What are the alternatives?
Uninsured non-MFI depositors have three broad choices.
- They can move their deposits to a bank they feel is safe. This may reduce a specific risk, but does not eliminate depositor risk, bearing in mind that all G20 jurisdictions will substitute uninsured non-MFI deposits for tax-payers funds in a bank rescue.
- They can spread their deposits between several unrelated banks so that each one is insured. This may be a practical solution for deposits up to two or three times the insured level.
- They can reduce their deposits by acquiring something else.
The first two options need little further comment, but the third must be explored further. Physical cash is an option but impractical except for relatively small amounts, because most governments have moved to restrict its use by the imposition of anti-money laundering and other rules. The two further alternatives are to invest in securitised alternatives, such as government bonds and other instruments, or in precious metals. And in the case of precious metals, there are mining shares, ETFs and possession of physical metal.
The case for precious metals
The fact that the BIS feels it has been necessary to co-ordinate G20 nations into a common approach to bank rescues using uninsured non-MFI deposits is evidence that bank failures capable of threatening the global financial system are definitely an ongoing risk. The central banks will have calculated that raiding this category of deposits is a matter of expediency, and any run on deposits out of vulnerable banks can be contained by central banks acting as lender of last resort. This is based on the simple fact that either deposits are moved around the system, or when they are drawn down in favour of something else, the money released remains in the banking system.

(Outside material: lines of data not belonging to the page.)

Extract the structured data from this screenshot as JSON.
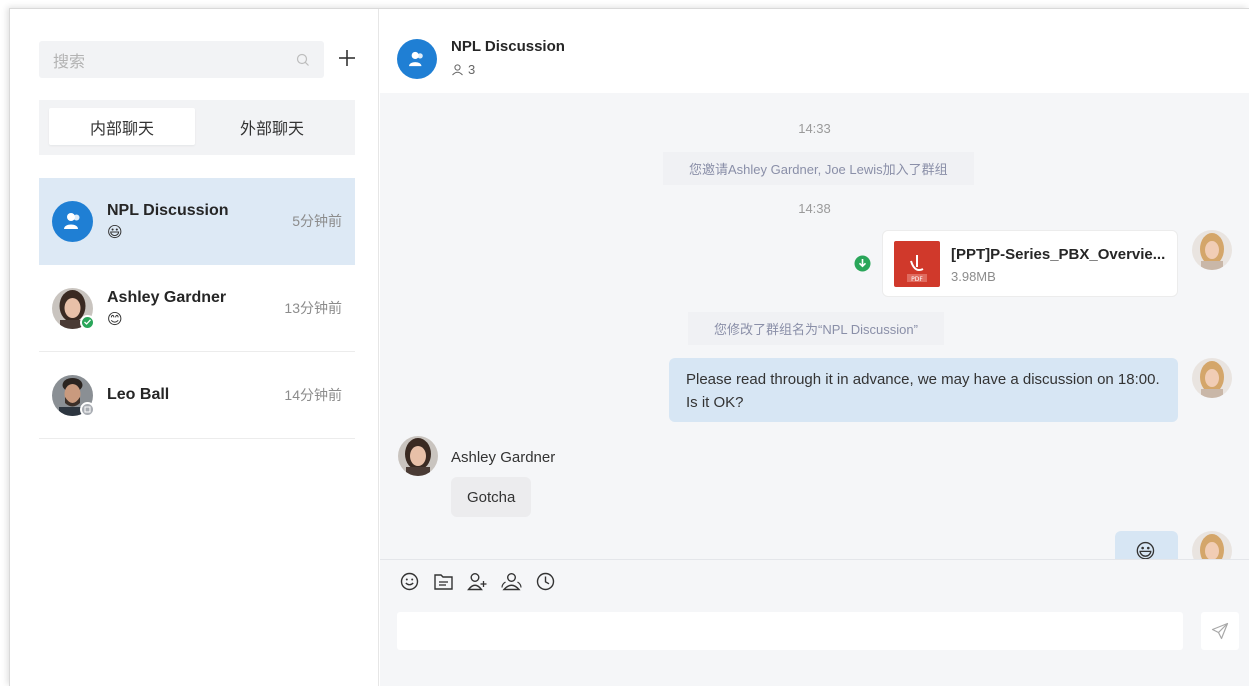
{
  "sidebar": {
    "search_placeholder": "搜索",
    "tabs": [
      {
        "label": "内部聊天",
        "active": true
      },
      {
        "label": "外部聊天",
        "active": false
      }
    ],
    "conversations": [
      {
        "name": "NPL Discussion",
        "preview": "😃",
        "time": "5分钟前",
        "selected": true,
        "type": "group"
      },
      {
        "name": "Ashley Gardner",
        "preview": "😊",
        "time": "13分钟前",
        "selected": false,
        "status": "online"
      },
      {
        "name": "Leo Ball",
        "preview": "",
        "time": "14分钟前",
        "selected": false,
        "status": "offline"
      }
    ]
  },
  "chat": {
    "title": "NPL Discussion",
    "member_count": "3",
    "messages": {
      "time1": "14:33",
      "sys1": "您邀请Ashley Gardner, Joe Lewis加入了群组",
      "time2": "14:38",
      "file_name": "[PPT]P-Series_PBX_Overvie...",
      "file_size": "3.98MB",
      "file_badge": "PDF",
      "sys2": "您修改了群组名为“NPL Discussion”",
      "my_text": "Please read through it in advance, we may have a discussion on 18:00. Is it OK?",
      "other_name": "Ashley Gardner",
      "other_text": "Gotcha",
      "last_emoji": "😃"
    },
    "toolbar_icons": [
      "emoji-icon",
      "file-icon",
      "add-member-icon",
      "members-icon",
      "history-icon"
    ]
  },
  "colors": {
    "accent": "#1f7fd4",
    "selected_row": "#dde9f5",
    "my_bubble": "#d7e6f4",
    "online": "#2aa65a",
    "pdf_red": "#d0392b"
  }
}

However, raiding these deposits is only an interim solution, because the underlying assumption is that the financial condition of the whole banking system does not deteriorate further.
It is not the intention of this article to argue for or against this assumption, beyond pointing out that the BIS approach is merely a stop-gap solution that does not deal with underlying economic and financial problems. The difficulties governments face cannot be resolved by just applying sticking plaster on insolvent banks.

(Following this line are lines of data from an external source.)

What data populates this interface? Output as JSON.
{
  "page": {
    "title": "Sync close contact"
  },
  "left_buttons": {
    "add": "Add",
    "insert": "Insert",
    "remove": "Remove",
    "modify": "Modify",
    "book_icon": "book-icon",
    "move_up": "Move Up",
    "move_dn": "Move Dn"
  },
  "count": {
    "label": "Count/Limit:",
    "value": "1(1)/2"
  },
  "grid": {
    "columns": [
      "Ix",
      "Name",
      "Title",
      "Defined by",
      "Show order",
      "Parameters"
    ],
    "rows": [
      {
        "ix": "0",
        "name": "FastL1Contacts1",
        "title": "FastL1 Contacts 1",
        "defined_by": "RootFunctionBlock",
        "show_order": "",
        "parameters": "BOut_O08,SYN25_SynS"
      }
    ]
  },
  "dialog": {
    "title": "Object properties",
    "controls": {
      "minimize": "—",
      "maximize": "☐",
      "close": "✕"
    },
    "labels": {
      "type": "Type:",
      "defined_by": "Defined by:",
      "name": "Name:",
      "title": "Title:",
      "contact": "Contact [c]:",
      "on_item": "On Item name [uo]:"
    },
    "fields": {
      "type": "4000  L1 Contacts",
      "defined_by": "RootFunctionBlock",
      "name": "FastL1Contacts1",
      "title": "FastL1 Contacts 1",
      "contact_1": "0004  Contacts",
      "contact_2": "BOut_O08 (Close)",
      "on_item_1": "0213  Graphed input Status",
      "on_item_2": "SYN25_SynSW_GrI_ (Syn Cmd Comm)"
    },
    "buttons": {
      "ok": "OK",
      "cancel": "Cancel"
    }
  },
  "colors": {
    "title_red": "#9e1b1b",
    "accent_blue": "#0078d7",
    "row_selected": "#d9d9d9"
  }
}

Depositors are learning that governments, acting in the name of the tax-payer, will do anything for their own survival, debasing savings to cover state spending and now raiding deposits to maintain the status quo. Many depositors take the view that holding short-dated government bonds and similar assets priced on interest rates is risky, which is why they have money on deposit. It is therefore very likely that deposit money will flow into precious metals.
A version of this article was previously published at GoldMoney.com.